PSEG was issued the SWO for failing to get site plan review from the Planning Board, not holding a public a public hearing, and not getting approval from the Architectural Board of Review or obtaining a building permit.
The order, Supervisor Cantwell said in a phone conversation, will remain in effect until the Amagansett sub-station project is in compliance.
While the order does not prohibit the ongoing installation of transmission poles through the eastern half of East Hampton and into Amagansett, it is a step in the right direction according to Sarah Brooks Minardi a member of the advocacy group Save East Hampton that is lobbying to have the poles buried. “It's validation,” Ms. Minardi said, “that our government is trying to help us.”
Presently, two 23-kilovolt electric lines running on a single line supply power to areas of eastern East Hampton said Jeffrey Weir a spokesman for PSEG. “The new line,” said Mr. Weir, “will connect East Hampton with the Amagansett substation.”
Mr. Weir said the SWO was unexpected. “To be honest with you,” he said, “it’s disappointing and surprising. Larry Cantwell was Village Administrator and involved with all the processes we went through to get the project originally approved to provide safe and consistently reliable electricity, last summer.”
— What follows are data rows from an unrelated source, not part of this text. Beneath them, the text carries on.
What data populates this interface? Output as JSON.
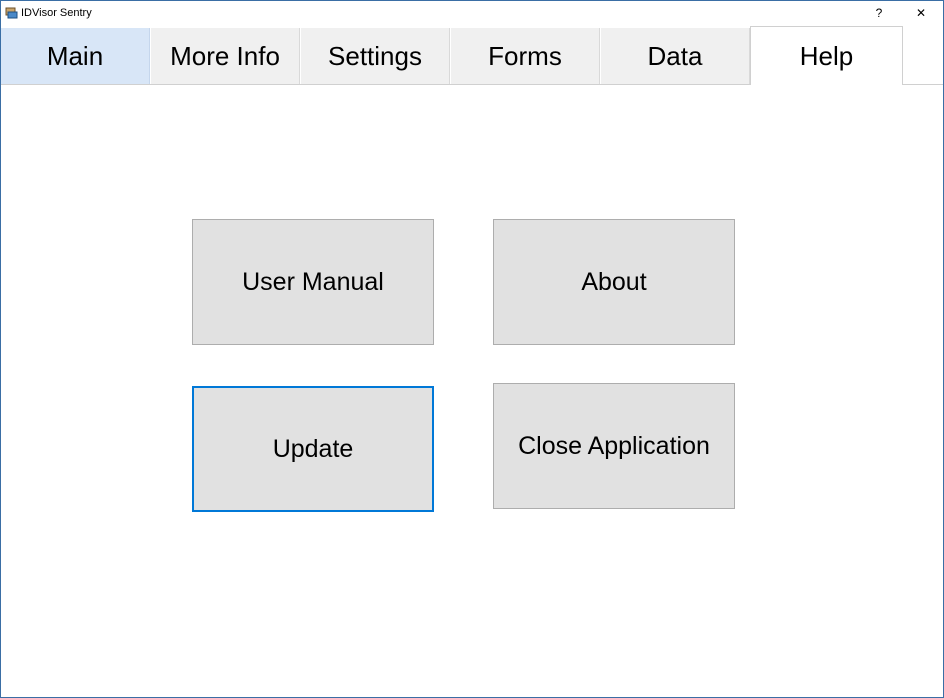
{
  "window": {
    "title": "IDVisor Sentry",
    "help_glyph": "?",
    "close_glyph": "✕"
  },
  "tabs": [
    {
      "label": "Main"
    },
    {
      "label": "More Info"
    },
    {
      "label": "Settings"
    },
    {
      "label": "Forms"
    },
    {
      "label": "Data"
    },
    {
      "label": "Help"
    }
  ],
  "selected_tab": "Help",
  "help_panel": {
    "user_manual_label": "User Manual",
    "about_label": "About",
    "update_label": "Update",
    "close_application_label": "Close Application"
  },
  "colors": {
    "accent": "#0078d7",
    "tab_hover": "#d8e6f7",
    "button_face": "#e1e1e1"
  }
}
The Amagansett substation was the subject of a meeting between the Long Island Power Authority and representatives of the Town of East Hampton, including Sylvia Overby a Town Councilwoman, Thursday. Discussed were the aesthetic concerns of the residents of Amagansett over the appearance of the Amagansett substation which has been in the process of being improved ever since PSEG first announced plans to upgrade the electrical wires connecting the eastern part of the Town of East Hampton with the rest of Long Island were first discussed last autumn.
“It is our understanding that the Long Island Power Authority is not required to get permits,” Mr. Weir said. However, at the meeting with Ms. Overby to discuss the appearance of the Amagansett substation “There was no mention of a Stop Work Order,” Mr. Weir said. “It was about beautification.”
In closing Mr. Weir summarized PSEG’s position on the burying of the power lines: “I think it’s important to note we’ve said we’re amenable to burying the lines as long as the rest of Long Island doesn’t have to pay for it.”